This post poses a problem: create a unique list in Excel based on criteria. Rather than just presenting a solution, the author helpfully walks us through how to understand the complicated formula that solves the problem.
The key point is that if you find a formula online and simply copy / paste it without understanding how it works, you limit yourself from the power it has, and therefore, you limit the power that you have.
Full article: Create a unique list in Excel based on criteria
Here is a simple checklist to double check your Excel formulas work:
- Are you mixed up?
- Roughly know what your answer should be.
- Check the order of precedents or operations.
- Switch your view to show formulas.
- Ensure all formula arguments are accounted for.
Full article: 5 ways to double check your Excel formulas
This article provides a comprehensive guide to Excel's custom number formatting feature.
Topics include: creating and applying custom number formats, structure of custom number formats, placeholders, colors, text/labels, repeating text, and using symbols in custom number formats.
Full article: Excel custom number format guide
Understanding the order and precedence of operations in mathematical formulas or in an Excel Formula is very important.
Excel has a total 17 operators that you can use to build complex Excel formulas. Which operator will be evaluated first depends on the precedence of the operator.
This article describes the order of precedence for each of the Excel operators, including how to control the order using parentheses.
Full article: What is the order & precedence of operations in Excel?

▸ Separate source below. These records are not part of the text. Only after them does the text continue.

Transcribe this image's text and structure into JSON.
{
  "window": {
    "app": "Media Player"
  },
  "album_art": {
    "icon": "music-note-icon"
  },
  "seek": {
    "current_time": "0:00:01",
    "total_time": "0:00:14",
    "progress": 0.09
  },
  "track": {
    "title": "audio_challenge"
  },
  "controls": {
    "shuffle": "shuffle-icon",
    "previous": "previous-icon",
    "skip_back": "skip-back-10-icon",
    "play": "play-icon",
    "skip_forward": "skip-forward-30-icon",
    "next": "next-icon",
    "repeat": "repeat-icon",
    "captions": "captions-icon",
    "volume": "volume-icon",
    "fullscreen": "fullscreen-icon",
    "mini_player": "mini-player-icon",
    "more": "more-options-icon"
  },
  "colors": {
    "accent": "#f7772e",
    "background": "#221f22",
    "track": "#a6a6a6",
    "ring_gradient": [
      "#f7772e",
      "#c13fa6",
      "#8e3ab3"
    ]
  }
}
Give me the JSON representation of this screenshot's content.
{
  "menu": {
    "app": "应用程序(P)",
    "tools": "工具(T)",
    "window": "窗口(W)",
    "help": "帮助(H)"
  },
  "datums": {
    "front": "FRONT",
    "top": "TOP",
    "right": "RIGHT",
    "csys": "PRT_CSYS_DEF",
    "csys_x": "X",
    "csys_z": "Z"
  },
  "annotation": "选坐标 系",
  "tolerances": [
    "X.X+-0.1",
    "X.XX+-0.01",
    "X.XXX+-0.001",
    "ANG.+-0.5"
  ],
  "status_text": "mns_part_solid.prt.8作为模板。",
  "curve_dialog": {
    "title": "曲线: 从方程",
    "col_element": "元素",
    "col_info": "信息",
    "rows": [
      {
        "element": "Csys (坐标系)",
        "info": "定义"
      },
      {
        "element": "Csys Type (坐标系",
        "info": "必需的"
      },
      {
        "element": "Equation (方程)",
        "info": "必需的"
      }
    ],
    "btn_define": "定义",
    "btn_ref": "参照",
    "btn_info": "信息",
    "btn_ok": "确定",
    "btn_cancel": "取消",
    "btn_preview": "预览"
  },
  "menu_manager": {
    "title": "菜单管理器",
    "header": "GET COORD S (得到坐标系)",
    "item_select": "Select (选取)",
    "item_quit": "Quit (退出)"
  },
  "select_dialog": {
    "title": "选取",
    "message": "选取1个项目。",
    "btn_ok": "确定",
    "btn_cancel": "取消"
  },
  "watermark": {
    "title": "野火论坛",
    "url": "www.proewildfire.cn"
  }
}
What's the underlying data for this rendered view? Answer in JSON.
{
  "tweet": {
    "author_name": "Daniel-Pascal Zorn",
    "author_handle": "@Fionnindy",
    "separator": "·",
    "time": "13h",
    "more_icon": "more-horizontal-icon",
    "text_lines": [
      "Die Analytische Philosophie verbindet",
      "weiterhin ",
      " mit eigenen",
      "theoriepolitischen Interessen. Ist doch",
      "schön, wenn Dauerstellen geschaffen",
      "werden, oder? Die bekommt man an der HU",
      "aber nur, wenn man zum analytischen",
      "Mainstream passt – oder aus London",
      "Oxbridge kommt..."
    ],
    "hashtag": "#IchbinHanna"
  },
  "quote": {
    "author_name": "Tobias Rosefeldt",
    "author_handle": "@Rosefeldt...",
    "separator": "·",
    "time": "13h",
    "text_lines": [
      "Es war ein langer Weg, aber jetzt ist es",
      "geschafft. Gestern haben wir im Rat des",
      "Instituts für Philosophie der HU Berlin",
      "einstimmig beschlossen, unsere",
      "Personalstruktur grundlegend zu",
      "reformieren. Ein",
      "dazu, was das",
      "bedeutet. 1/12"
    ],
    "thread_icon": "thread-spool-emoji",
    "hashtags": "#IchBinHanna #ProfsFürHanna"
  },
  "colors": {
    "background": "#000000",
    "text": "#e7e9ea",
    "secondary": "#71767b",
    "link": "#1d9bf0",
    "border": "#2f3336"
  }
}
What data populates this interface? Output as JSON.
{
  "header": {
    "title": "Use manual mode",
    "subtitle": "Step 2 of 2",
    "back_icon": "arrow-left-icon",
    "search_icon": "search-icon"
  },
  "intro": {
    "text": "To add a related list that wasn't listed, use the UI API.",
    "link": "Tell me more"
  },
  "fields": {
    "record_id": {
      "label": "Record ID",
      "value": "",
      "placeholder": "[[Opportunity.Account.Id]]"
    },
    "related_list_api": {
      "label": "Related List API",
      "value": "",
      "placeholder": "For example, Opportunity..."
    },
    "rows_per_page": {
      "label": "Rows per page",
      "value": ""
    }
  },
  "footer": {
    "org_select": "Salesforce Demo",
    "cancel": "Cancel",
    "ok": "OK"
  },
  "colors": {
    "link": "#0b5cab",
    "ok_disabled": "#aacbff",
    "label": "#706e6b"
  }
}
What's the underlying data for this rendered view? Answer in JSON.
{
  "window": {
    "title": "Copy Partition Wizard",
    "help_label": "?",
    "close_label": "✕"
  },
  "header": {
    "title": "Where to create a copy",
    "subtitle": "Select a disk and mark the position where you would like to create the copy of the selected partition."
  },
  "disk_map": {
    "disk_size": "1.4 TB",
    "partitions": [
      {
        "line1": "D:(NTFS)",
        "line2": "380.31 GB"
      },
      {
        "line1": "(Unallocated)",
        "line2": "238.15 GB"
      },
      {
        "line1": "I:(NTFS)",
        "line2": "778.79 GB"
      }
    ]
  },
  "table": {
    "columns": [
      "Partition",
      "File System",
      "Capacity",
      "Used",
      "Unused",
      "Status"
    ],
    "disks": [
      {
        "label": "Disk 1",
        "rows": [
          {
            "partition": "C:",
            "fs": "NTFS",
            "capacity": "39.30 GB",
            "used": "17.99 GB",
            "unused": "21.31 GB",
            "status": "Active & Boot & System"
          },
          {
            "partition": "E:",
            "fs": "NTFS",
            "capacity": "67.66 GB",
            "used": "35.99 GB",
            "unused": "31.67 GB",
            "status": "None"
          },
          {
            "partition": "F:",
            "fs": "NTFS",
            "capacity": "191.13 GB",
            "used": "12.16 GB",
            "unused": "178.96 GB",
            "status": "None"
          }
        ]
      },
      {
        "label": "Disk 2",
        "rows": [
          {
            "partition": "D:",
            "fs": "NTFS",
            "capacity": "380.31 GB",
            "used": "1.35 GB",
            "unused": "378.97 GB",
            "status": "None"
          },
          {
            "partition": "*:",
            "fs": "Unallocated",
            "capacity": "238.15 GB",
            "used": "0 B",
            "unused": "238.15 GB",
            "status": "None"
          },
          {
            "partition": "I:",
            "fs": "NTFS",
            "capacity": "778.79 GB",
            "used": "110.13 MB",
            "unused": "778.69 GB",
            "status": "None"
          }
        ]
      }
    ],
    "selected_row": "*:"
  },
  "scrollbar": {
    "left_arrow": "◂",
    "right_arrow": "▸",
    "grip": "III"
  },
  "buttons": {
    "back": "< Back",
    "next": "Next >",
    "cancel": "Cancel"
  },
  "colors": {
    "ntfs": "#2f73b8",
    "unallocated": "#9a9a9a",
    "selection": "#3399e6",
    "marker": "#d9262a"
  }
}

Dan Bricklin changed the world forever when he codeveloped VisiCalc, the first electronic spreadsheet and grandfather of programs you probably use every day like Microsoft Excel and Google Sheets.
Join the software engineer and computing legend as he explores the tangled web of first jobs, daydreams and homework problems that led to his transformational invention.
Full article: Meet the inventor of the electronic spreadsheet
One of the nice features of Excel Tables is the banded row formatting, which makes it easier to read and scan your data.
Unfortunately Excel Tables aren't efficient with large data sets (over 100k rows), but we can replicate the banded rows with Conditional Formatting, and we can toggle it on and off at the click of a button, as shown in this blog.
Full article: Toggle Excel Conditional Formatting on and off
There have been countless posts on IT Counts and the Excel Community about the risks of poorly designed spreadsheets and the time that can be wasted by inefficient use of spreadsheets.
The IT Faculty is publishing what we hope will be a major contribution towards addressing those problems, and now is your chance to improve our 'public consultation draft', by providing feedback here.
Over the past several months a dozen or so 'spreadsheet gurus' – the term is meant as a compliment – have been debating what ought to be our 'Twenty Principles of Good Spreadsheet Practice'.
So this posting is part of our 'public exposure' of the Spreadsheet Principles. Comments and suggestions for improvement are welcome!
Full article: Twenty principles for good spreadsheet practice
Today I want to share with you an Excel secret. It's so powerful that when you know this your Excel life will become much easier.
I say it's a secret because I get A LOT of questions from people struggling to use the built in Excel tools like PivotTables, and functions like
Most of the time they're struggling for one reason… Their data is in the wrong format.
Full article: Excel tabular data format
As developers we all try our best to follow some modicum of best practices when it comes to our coding.
I want to share some of the best practices I now use when writing and developing VBA for Excel:
- Preparing the Visual Basic Editor.
- Preparing the code modules.
- Variable naming conventions.
- Using comments.
- Additional code module formatting.
- Using defined names.
- Using other peoples code.
Full article: Coding best practices using VBA for Excel